Monica Geran -- Interior Design, 12/1/2001 12:00:00 AM
SHE GREW UP on a colonial farmstead in New Hampshire's countryside, a detail that had, as it turned out, considerable bearing on her future career. When very young, she briefly fancied herself as a proficient pianist, a short-lived vision brought to an abrupt end by a music mistress who applauded her passionate keyboard pounding but deplored her inattention to technicalities. She earned a BFA/interior architecture degree from Pratt Institute in Brooklyn. Her influences included Ward Bennett and instructor Joe D'Urso, who "supported, rather than imposed" the tenets and theories of design. At this time, she also developed her skills for producing retail renderings, which, in pre-CAD days, proved to be a welcome freelance source of income. All was fine; only the winter weather was most foul. Not wont to waffle, she bought a one-way ticket to San Francisco in 1972. She's still there.
She, of course, is Ronette King, now one of five-plus Gensler members of the Interior Design Magazine Hall of Fame. Others are Arthur Gensler, Margo Grant Walsh, the late Don Brinkmann, and Antony Harbour; the "plus" refers to Orlando Diaz-Azcuy, who was inducted in 1988, one year after leaving Gensler to open his own studio. He and King met in the mid-'70s, when she was working as a freelancer for Diaz-Azcuy's environmental design firm. They became friends and, after moving to Gensler in '76, he urged her to follow. Twenty-one years later, King's mock-exasperated comment about the recruitment is: "He can sell you anything." She sounds glad that he could and did.
Joining Gensler San Francisco in 1980, King was promoted to vice president four years later. She has served on most prominent Gensler committees, acting as mentor rather than supervisor by setting an example for neophyte staffers. Her CV lists 41 major completed jobs in six commercial categories, adding up to 6,340,000 sq. ft., should anyone ask. Recent work includes new executive headquarters for Charles Schwab, Chevron Corp. headquarters, and expansion of the Moscone Convention Center.

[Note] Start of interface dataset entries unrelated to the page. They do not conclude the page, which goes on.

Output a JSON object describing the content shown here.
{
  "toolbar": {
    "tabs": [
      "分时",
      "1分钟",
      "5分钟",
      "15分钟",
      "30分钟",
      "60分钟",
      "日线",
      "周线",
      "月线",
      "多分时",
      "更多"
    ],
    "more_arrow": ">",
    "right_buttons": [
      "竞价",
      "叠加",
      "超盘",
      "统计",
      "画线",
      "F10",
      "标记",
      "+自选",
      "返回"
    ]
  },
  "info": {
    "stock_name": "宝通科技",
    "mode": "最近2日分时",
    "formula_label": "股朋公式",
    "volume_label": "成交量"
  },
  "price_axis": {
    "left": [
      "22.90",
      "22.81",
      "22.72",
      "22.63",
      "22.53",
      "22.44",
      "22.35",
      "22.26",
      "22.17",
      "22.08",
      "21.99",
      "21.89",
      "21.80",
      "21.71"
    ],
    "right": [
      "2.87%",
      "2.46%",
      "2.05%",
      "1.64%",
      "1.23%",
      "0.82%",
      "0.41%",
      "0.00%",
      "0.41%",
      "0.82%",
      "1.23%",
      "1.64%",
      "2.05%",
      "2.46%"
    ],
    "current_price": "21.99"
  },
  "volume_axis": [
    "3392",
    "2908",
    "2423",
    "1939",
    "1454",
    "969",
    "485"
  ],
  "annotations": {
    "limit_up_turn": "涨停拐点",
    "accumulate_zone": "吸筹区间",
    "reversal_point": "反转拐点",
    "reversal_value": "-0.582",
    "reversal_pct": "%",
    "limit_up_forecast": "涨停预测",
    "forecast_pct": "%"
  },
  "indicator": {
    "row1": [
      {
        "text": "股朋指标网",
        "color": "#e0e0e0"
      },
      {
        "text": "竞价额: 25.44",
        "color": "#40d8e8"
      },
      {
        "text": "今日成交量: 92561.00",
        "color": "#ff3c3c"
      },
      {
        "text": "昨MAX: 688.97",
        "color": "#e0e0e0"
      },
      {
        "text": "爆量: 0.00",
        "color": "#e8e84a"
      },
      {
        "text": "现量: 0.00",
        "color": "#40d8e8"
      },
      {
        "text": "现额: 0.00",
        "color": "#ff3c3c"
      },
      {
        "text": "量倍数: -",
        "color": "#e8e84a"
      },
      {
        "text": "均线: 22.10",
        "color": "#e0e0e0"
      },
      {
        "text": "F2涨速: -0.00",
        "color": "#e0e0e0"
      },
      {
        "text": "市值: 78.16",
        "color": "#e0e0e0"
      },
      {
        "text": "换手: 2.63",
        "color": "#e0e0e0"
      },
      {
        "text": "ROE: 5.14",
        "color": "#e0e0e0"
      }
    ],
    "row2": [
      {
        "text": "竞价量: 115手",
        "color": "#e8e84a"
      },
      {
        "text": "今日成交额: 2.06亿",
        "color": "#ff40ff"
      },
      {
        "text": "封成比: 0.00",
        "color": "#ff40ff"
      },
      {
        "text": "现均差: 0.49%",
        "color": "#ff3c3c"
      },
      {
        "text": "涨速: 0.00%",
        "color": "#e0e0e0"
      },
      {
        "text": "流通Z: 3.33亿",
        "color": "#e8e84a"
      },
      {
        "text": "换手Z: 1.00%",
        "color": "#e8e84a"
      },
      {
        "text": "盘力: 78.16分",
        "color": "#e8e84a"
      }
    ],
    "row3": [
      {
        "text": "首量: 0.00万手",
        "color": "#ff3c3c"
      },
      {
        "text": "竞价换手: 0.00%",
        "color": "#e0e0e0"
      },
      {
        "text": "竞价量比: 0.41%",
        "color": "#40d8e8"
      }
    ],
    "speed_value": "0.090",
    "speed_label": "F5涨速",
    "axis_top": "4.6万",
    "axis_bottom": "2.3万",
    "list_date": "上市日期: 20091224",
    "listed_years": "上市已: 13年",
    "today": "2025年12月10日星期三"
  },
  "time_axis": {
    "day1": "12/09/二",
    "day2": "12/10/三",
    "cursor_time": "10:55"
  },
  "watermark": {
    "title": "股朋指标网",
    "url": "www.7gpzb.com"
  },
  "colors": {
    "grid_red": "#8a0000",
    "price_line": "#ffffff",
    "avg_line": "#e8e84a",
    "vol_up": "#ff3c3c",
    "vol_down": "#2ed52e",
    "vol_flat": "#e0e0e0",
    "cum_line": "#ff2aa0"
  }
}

Ending, then, with a return to the countryside, King ascribes her present values to the forceful influence of nature. Life on the gentleman's farm taught her to cherish the Shaker aesthetic and convinced her that design should convey a message of purpose. Her endorsement of simplicity and "controlled craftsmanship" has become an enduring legacy, enriching her as a professional and making her more endearing her as a person.